In this four-part series, Matthew Clare discusses four technical mistakes companies make when building their customer experience strategies, and how your business can avoid them. In Part 4 Matthew addresses some of the mistakes businesses make when planning for the future.
From the Video
Hi, I'm Matt Clare, product manager for Mitel's contact center portfolio. Today I'm going to finish up our blog series by talking to you a little bit about some of the technical mistakes that businesses make when mapping out a new contact center implementation or further developing their customer experience strategy. In our last video, we looked at common mistakes around your customer, internal, and technology touch-points.
In this final video in our series we'll look specifically at the future considerations that companies often fail to take in to account and need to be considering as part of their overall customer experience strategy.
The first thing I want to touch on today is the rise of the Internet of Things (IoT) and connected devices. Many businesses around the globe are already starting to see the value of implementing IoT devices to better monitor, support and provide great experiences to customers.
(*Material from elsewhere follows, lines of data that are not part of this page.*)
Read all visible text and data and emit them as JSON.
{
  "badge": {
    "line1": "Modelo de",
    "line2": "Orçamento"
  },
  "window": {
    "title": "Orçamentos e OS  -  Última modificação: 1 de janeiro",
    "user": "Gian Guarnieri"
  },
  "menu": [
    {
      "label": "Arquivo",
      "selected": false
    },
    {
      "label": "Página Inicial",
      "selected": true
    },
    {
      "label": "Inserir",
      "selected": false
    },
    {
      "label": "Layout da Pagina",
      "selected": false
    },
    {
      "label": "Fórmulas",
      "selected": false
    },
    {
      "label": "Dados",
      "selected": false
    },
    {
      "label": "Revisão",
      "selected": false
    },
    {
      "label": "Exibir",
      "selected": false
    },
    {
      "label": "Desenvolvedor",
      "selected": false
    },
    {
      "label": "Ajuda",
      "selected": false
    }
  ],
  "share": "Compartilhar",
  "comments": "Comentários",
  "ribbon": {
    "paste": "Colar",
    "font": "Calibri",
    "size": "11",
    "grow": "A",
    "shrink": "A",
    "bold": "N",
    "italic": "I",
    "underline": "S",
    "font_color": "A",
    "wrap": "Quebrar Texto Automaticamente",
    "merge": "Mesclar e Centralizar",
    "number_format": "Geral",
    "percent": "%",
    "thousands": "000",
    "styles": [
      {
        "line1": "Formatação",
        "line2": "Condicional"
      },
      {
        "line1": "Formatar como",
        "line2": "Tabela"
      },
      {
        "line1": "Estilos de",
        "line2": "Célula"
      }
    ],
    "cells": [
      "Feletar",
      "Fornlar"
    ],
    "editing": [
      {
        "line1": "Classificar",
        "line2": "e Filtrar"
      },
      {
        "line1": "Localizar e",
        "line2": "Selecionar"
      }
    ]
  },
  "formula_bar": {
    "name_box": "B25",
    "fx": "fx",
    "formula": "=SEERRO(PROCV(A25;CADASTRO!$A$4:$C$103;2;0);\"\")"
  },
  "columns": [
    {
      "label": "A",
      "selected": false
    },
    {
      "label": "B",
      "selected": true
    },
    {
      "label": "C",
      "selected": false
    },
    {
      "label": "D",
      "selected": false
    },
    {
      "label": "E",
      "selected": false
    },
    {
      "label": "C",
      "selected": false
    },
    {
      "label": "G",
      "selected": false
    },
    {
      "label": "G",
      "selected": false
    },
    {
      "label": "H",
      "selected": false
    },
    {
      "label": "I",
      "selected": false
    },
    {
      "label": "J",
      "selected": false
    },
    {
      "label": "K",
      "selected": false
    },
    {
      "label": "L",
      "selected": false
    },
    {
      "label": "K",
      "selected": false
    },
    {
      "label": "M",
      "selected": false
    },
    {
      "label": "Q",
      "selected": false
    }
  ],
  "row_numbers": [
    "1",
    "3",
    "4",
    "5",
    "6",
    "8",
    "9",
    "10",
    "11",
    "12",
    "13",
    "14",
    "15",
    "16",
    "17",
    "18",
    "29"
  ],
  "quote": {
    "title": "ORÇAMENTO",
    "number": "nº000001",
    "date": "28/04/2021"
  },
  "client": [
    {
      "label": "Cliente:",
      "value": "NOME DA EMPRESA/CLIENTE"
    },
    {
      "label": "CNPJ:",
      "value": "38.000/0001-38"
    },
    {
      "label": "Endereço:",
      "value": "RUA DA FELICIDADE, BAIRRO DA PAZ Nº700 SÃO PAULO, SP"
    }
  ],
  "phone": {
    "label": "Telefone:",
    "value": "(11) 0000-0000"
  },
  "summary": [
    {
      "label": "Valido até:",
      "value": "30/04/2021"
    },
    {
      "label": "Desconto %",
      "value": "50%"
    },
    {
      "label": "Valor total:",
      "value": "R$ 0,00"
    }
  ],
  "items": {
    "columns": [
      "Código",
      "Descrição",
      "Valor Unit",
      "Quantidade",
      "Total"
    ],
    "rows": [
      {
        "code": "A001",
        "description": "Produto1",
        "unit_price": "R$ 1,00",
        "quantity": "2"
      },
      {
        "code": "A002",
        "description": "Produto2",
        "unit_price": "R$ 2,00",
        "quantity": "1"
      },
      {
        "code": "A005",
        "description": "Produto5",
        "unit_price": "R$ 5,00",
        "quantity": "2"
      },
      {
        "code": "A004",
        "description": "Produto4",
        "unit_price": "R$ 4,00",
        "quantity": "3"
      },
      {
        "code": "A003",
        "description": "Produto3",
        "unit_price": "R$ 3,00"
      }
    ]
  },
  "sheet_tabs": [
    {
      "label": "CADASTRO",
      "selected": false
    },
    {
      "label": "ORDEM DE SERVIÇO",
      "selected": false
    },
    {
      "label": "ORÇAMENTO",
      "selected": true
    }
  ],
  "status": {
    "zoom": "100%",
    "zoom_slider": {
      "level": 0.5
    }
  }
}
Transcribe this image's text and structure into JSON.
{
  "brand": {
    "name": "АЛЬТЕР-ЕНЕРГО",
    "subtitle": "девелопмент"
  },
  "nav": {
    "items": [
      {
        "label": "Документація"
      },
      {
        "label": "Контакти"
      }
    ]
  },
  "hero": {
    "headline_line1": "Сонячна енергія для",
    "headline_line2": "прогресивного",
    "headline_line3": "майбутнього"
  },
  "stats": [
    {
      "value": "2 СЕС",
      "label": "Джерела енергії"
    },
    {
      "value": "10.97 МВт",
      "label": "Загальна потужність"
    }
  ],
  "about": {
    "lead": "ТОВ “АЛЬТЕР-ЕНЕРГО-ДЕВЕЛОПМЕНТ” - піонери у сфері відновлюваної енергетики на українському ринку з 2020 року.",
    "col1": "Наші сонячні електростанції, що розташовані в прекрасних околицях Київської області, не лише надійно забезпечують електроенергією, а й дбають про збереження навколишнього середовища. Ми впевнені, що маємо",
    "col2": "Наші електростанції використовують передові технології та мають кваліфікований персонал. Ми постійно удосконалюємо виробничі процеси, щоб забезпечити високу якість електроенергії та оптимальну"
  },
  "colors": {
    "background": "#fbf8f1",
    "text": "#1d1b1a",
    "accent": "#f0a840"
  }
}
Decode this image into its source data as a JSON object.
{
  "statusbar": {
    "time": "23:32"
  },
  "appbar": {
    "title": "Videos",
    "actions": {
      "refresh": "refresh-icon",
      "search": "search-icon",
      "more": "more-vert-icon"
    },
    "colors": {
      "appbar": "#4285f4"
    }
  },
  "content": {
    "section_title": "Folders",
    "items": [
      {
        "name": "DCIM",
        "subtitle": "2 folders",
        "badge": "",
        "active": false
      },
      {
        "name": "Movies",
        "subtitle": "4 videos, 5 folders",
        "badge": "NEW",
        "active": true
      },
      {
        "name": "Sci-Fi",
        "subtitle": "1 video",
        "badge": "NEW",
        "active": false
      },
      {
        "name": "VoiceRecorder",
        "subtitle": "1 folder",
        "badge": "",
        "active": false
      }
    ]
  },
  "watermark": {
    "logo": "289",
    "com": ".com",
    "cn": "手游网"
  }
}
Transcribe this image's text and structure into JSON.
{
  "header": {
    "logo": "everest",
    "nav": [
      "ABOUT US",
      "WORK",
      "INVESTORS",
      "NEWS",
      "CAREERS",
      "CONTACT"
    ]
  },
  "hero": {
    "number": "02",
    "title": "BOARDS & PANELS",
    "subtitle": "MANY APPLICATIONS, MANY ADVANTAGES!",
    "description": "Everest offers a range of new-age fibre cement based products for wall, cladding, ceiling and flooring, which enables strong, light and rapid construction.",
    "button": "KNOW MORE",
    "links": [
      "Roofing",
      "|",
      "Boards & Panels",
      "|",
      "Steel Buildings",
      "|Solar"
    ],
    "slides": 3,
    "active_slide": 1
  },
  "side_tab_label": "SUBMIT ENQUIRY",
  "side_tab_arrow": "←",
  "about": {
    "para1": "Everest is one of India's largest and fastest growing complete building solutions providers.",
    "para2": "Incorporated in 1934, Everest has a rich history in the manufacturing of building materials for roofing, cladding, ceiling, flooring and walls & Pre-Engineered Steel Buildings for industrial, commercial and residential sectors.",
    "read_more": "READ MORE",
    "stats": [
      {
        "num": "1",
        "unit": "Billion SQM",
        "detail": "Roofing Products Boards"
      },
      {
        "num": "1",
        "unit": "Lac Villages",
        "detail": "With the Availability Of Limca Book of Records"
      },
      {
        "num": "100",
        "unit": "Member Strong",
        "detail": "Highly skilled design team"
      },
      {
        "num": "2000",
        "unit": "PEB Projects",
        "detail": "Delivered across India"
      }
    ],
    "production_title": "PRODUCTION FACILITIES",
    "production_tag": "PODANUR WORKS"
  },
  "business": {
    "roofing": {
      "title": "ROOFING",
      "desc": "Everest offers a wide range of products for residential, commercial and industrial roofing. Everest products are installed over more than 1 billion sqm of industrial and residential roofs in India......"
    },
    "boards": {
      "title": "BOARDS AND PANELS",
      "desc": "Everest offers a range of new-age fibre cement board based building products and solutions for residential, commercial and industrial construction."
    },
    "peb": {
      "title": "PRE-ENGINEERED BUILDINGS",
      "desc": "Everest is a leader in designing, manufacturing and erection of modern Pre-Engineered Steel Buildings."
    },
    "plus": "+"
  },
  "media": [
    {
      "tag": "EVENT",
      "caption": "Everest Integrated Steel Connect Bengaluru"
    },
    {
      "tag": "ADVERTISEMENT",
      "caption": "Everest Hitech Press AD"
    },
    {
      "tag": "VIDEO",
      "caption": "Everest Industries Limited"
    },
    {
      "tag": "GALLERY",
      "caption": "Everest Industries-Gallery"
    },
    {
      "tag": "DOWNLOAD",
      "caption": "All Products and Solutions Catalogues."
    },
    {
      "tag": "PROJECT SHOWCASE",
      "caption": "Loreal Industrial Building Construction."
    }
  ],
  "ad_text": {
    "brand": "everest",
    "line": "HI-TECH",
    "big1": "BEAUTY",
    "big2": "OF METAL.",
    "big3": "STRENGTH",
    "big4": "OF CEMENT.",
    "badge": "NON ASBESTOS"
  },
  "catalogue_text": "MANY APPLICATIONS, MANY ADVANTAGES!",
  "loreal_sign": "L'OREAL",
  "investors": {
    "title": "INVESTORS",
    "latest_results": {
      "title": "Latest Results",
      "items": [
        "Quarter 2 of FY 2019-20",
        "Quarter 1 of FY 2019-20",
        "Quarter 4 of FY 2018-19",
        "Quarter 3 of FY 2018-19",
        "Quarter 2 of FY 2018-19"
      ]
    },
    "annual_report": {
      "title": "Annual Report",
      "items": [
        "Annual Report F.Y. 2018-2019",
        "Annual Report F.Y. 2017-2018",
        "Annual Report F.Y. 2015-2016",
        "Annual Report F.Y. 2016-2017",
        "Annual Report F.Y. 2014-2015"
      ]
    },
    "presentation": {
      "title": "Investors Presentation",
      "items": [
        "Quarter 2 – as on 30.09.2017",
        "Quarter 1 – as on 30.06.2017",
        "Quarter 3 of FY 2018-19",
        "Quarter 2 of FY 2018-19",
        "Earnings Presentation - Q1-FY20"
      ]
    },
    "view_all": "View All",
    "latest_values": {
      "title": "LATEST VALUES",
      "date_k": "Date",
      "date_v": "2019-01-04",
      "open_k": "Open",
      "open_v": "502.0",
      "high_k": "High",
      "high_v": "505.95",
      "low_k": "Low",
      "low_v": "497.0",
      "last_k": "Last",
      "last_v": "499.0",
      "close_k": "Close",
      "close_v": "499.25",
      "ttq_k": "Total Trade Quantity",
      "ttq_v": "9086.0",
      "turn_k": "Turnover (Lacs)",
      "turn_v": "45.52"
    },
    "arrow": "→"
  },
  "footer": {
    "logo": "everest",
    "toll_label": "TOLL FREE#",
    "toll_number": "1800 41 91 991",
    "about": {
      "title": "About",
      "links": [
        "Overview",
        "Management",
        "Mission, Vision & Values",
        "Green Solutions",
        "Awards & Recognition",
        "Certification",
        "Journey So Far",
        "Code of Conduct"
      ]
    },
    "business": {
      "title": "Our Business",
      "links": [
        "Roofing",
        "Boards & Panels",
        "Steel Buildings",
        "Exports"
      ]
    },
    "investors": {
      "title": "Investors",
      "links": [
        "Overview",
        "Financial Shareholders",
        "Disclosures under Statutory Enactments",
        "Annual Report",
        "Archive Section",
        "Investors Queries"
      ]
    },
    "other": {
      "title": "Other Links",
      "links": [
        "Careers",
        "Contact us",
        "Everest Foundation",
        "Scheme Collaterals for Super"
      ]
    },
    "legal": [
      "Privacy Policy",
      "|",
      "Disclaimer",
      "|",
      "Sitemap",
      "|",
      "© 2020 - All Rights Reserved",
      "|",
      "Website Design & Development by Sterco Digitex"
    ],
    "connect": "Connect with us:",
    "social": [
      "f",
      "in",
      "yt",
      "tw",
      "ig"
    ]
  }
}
This is another reason that contact centers and customer-centric companies should really be considering an open workflow engine as part of their overall solution.
So how does customer experience even work with IoT, what's this all mean? Well, it's pretty simple if you have the right tools in place. The contact center solution should ingest events from APIs provided by the connected IoT devices. Once an alarm is ingested, it can be routed, trigger contact center type events in real-time based on routing workflows.
The end result: businesses get to proactively engage with their customers for support and services. The opportunity to leverage connected devices as part of your overall customer experience strategy is huge, with 50 million devices around the world now being forecasted by analysts. So it's really important that you're considering this now as opposed to post-purchase or post-deployment, when it may be too difficult for you to integrate IoT in to your overall customer experience strategy and contact center routing workflows.
The second future consideration I want to discuss today is availability. Every business knows that downtime is costly. The loss of agent availability and productivity, the inability to close new customer transactions, and the potential damage that an outage has on the reputation of your business, all of these contribute to overall revenue loss. Because of this, availability is imperative to your next-generation contact center and overall customer experience strategy.
Whether you're looking at an on-site, hybrid or purely cloud-based contact center solution, there really is a wide variety of availability options available to you. So it's important that you know and understand the cost of an outage up front on your business before you make a purchase decision and deploy your solution. Adding availability to your contact center is much easier to do up front as opposed to an afterthought. Industry research shows that outages are going to occur, so you really need to plan ahead and ensure you're set up to keep your contact center productive during these events.
So in closing, as you're preparing your new contact center deployment, or you're transitioning to be a customer experience-centric organization, it's really important that you understand all of these technical mistakes that companies often make when mapping out their contact center implementation. Ensuring you don't isolate your contact center technology from other commonly used applications or business productivity systems, underestimate your future needs or fail to consider the impacts of emerging technologies like IoT device integrations, as well as considering availability needs. All of this will ensure a much more seamless transition to a next-gen contact center, which is a core component of any modern customer-centric organization.